Far better to offer investors a politically stable basis for business; a healthy, motivated and productive workforce; and a culture of innovation and cooperation – all by-products of the UBI policy.
The zero corporate tax mentality that underpins the Taxpayers Union position would see us all declare ourselves as corporates of course in order to avoid our income tax – precisely the end point this lobby group favours.
3. sole parents would be worse off:
There UBI policy is more flexible in the context of sole parents than the critics give it credit for. Each child has two parents, the UBI is paid to both whether they live together or not. It is totally feasible that the UBI of both parents could be required to be directed to support the children in the event of separation. In the Kahuna the amount paid per family would be $22,000 after tax – more than is paid to a sole parent family now.
As well, existing child support rules would need revamping in the event the UBI was introduced– currently the child support payments paid by the absent parent are held onto by IRD if the caregiver is supported by WiNZ. Under a UBI policy these would be passed onto the caregiver – boosting the income supporting the children yet again.
Moreover, there are potentially many market solutions to the financial stresses of sole parenthood. These are currently under-developed in New Zealand – an example would be life insurance. Life insurance provides capital and/or income for the remaining parent. Currently beneficiaries of life insurance policies could be penalised when they receive income from the policy (their WiNZ benefit would be reduced by the private income they receive). Under a UBI policy surviving parents would receive the full UBI payment irrespective of how large the life insurance payout was. It is easy to imagine other financial products being devised once the penalty implicit in the current system is removed.

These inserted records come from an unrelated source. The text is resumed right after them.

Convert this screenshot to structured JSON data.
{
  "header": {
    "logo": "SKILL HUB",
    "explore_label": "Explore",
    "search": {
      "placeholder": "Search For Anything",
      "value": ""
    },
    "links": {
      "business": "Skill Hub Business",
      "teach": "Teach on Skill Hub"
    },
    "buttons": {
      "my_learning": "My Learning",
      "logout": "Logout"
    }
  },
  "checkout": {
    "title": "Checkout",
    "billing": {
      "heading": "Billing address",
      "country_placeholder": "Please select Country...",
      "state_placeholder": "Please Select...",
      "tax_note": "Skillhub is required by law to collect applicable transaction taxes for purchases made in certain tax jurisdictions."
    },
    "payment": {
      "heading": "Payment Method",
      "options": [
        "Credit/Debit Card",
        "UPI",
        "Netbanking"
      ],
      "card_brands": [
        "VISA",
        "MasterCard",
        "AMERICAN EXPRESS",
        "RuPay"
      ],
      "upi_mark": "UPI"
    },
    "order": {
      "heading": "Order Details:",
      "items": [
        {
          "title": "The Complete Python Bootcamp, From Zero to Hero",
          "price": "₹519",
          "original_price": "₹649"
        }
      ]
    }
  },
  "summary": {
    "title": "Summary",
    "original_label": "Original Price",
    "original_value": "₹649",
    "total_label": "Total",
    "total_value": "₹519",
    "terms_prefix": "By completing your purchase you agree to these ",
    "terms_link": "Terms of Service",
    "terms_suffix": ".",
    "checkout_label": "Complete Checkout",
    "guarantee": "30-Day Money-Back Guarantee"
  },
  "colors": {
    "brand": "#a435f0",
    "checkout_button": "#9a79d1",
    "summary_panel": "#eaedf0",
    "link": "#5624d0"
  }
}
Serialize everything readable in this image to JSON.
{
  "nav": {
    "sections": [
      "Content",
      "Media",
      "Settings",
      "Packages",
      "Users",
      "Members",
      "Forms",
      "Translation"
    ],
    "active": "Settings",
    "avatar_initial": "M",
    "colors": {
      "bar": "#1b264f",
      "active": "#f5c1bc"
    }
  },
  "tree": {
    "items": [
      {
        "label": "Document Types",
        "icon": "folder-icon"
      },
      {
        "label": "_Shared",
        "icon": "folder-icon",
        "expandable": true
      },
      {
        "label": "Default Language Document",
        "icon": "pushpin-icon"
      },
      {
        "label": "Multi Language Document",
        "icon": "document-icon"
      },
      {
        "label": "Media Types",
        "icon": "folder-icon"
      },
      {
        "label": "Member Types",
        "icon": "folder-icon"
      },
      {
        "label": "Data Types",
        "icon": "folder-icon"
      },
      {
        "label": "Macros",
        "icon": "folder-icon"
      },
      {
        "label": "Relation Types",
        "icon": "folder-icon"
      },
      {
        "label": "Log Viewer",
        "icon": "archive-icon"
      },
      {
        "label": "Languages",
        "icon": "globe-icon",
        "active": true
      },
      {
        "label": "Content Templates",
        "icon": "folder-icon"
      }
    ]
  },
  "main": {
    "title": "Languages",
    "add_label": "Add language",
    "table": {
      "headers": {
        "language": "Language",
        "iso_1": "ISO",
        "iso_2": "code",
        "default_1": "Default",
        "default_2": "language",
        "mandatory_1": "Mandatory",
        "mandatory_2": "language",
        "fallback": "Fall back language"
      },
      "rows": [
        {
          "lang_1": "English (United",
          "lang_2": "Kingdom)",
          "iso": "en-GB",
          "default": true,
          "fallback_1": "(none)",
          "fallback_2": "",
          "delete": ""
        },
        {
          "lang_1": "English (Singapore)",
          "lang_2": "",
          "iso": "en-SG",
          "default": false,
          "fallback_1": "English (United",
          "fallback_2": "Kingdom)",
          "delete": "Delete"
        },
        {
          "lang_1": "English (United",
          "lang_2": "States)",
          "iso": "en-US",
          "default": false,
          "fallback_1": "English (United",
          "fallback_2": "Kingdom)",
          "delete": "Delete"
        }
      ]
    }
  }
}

4. Treasury costings of the UBI policy can be relied upon.
The 2010 Treasury report assumed all of the current administrative expenditure tied up in allocating Working for Families payments and WiNZ benefits would continue as it does now. Such an assumption was simply wrong, that’s one of the main points of the reform. What these costs would deliver in the event a UBI was introduced is hard to fathom – there is no gate to keep.

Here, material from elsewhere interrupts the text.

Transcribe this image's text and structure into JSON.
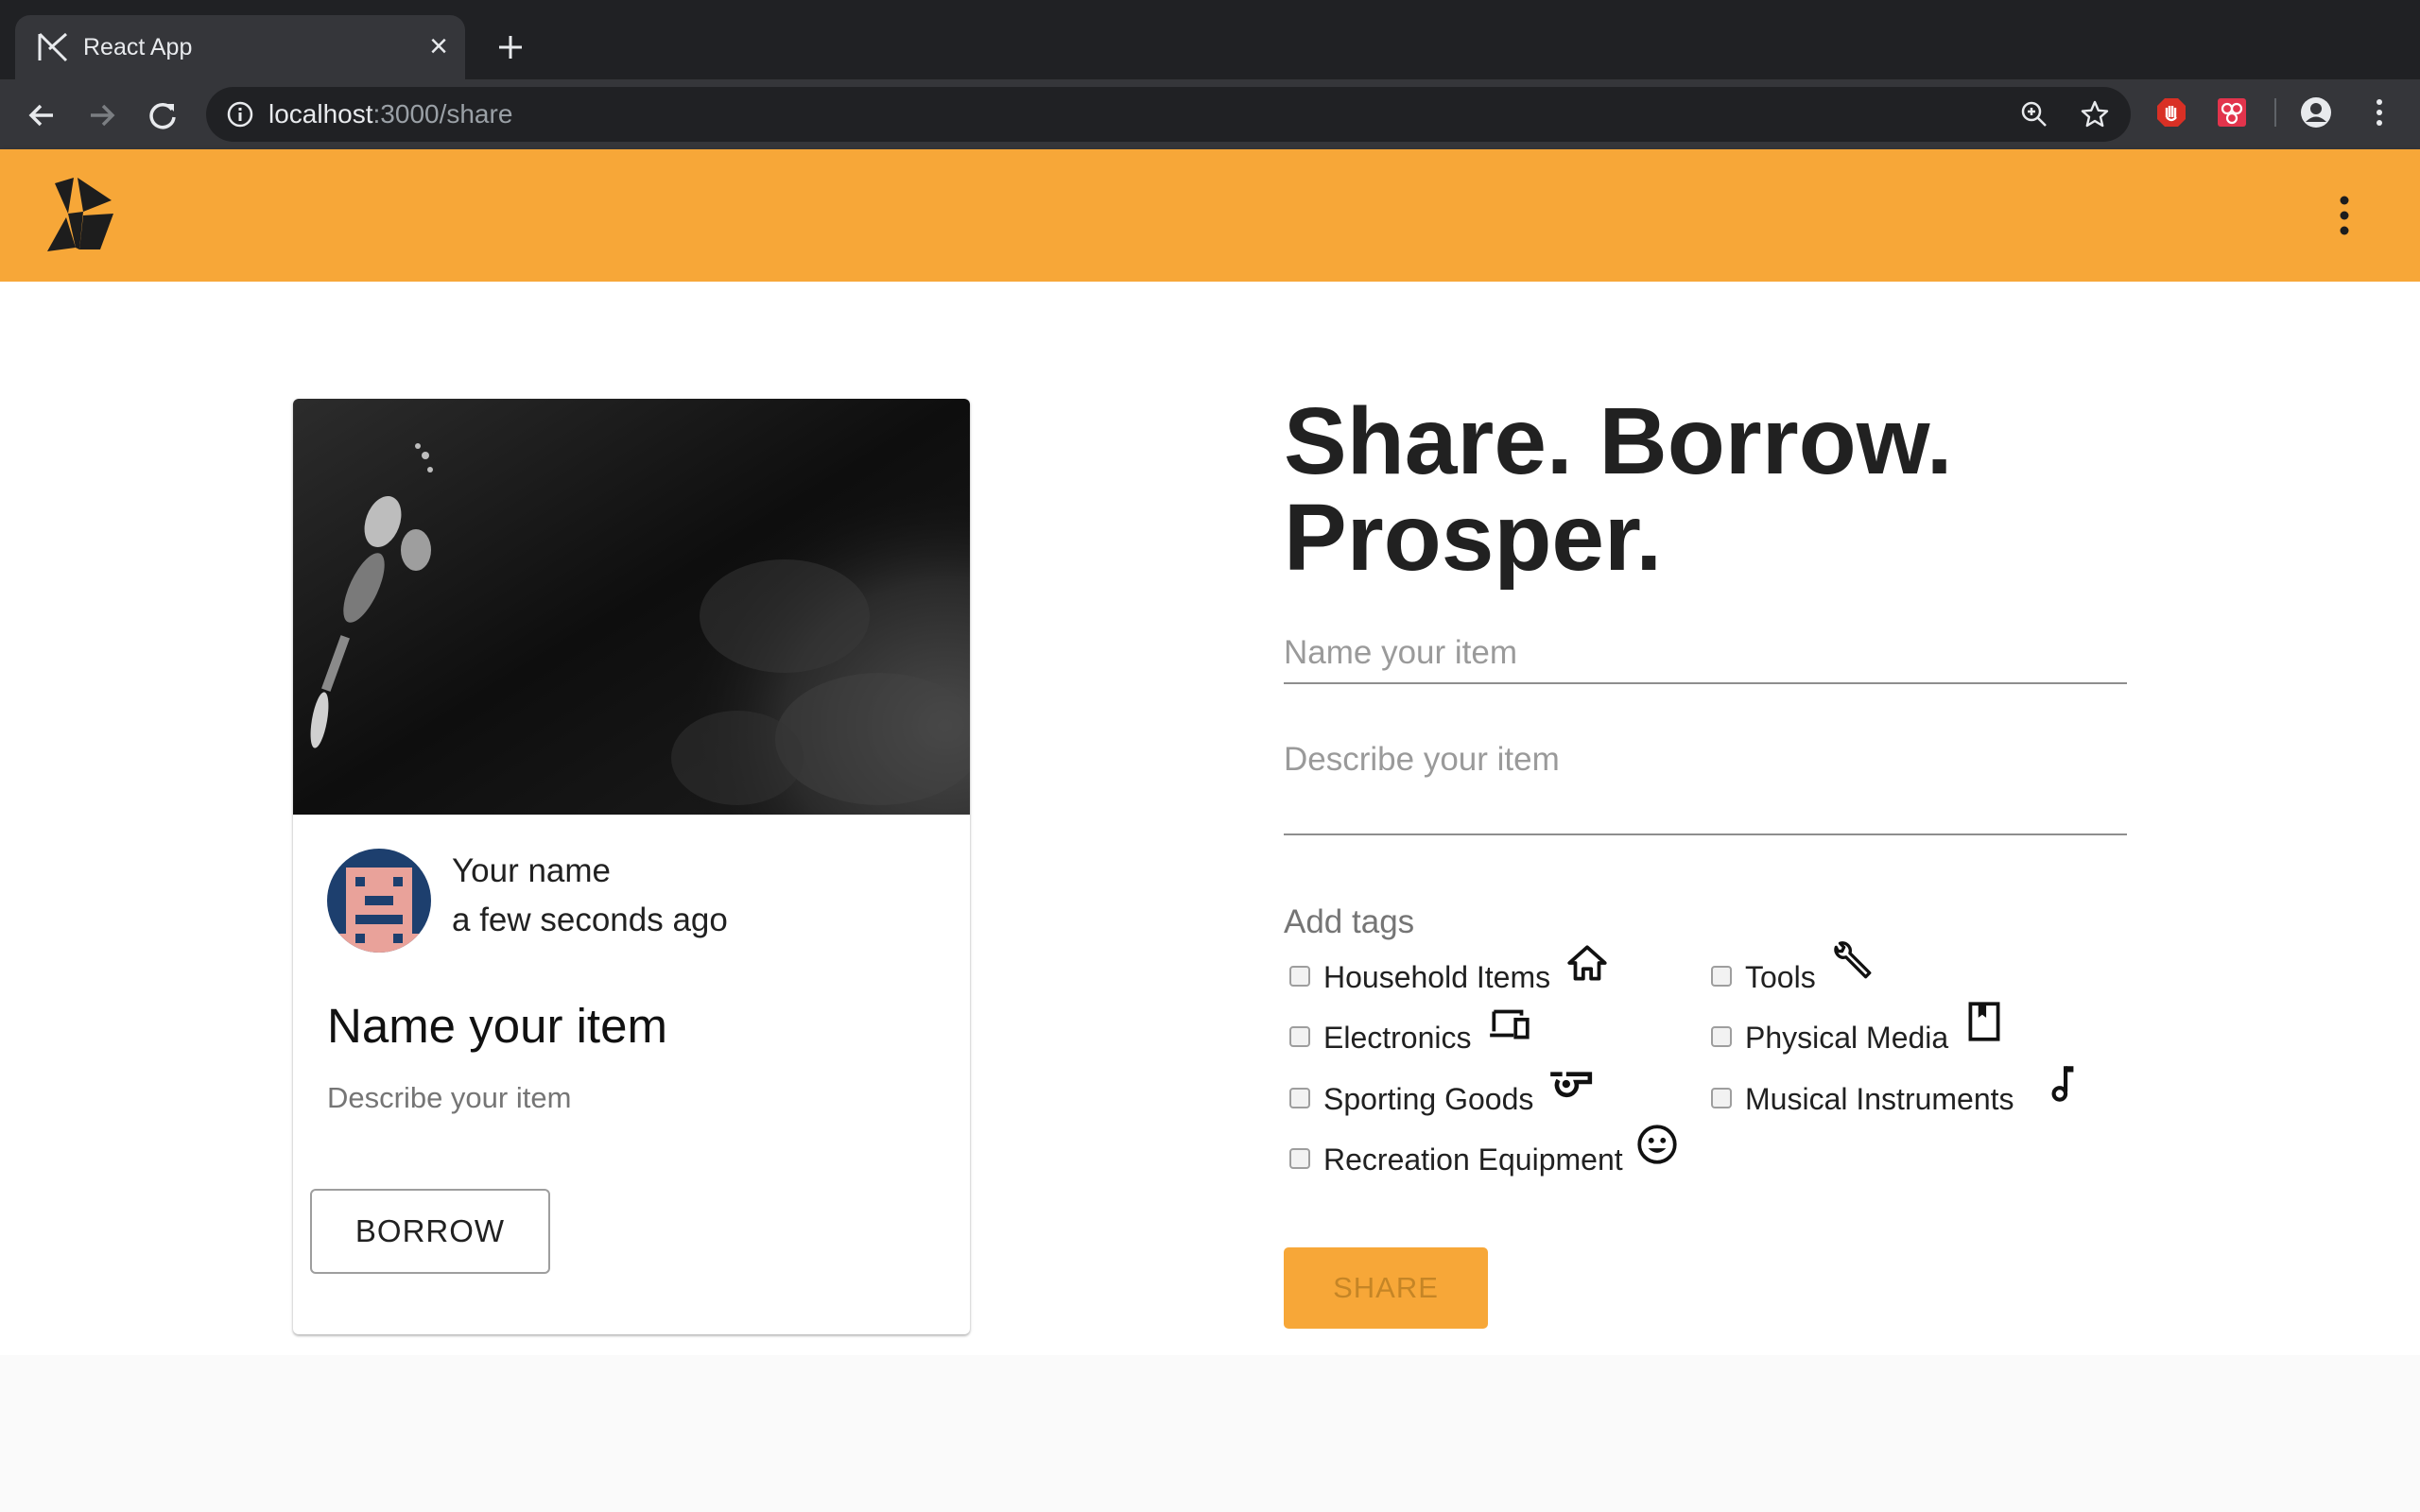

The costs of administering the current welfare system are high – over $1bn per annum if you just look at what IRD and MSD spend administering the system and over $2bn per annum if you add in the amounts written down from transfer-related loans such as student loans (these would be far less necessary under a UBI policy).
Secondly of course the Treasury costings of the UBI did not include any costing of the main funding mechanism that was covered in “The Big Kahuna” which was closing income tax loopholes such as we advocated with the Comprehensive Capital Income Tax (CCIT). Taking account of those two factors plus the reality that aligning NZ Superannuation with the UBI alleviates the enormous fiscal pressure from the Baby Boomers – is what makes the Big Kahuna package fiscally neutral. And the single tax rate in that work was either 30% or 34.5%, depending on what rate of CCIT was chosen.
An independent costing of the Big Kahuna policy by the NZ Institute of Economic Research, updated using 2013 figures, showed the policy was fiscally sustainable over the long term. As in the original Kahuna work the cost of transitioning to the policy was not estimated, but the end goal is totally fiscally responsible. The Kahuna is a clever solution to the problem of an aging population.
It would be helpful – although we shouldn’t be hopeful – if the Taxpayer’s Union got it’s own figuring similarly audited.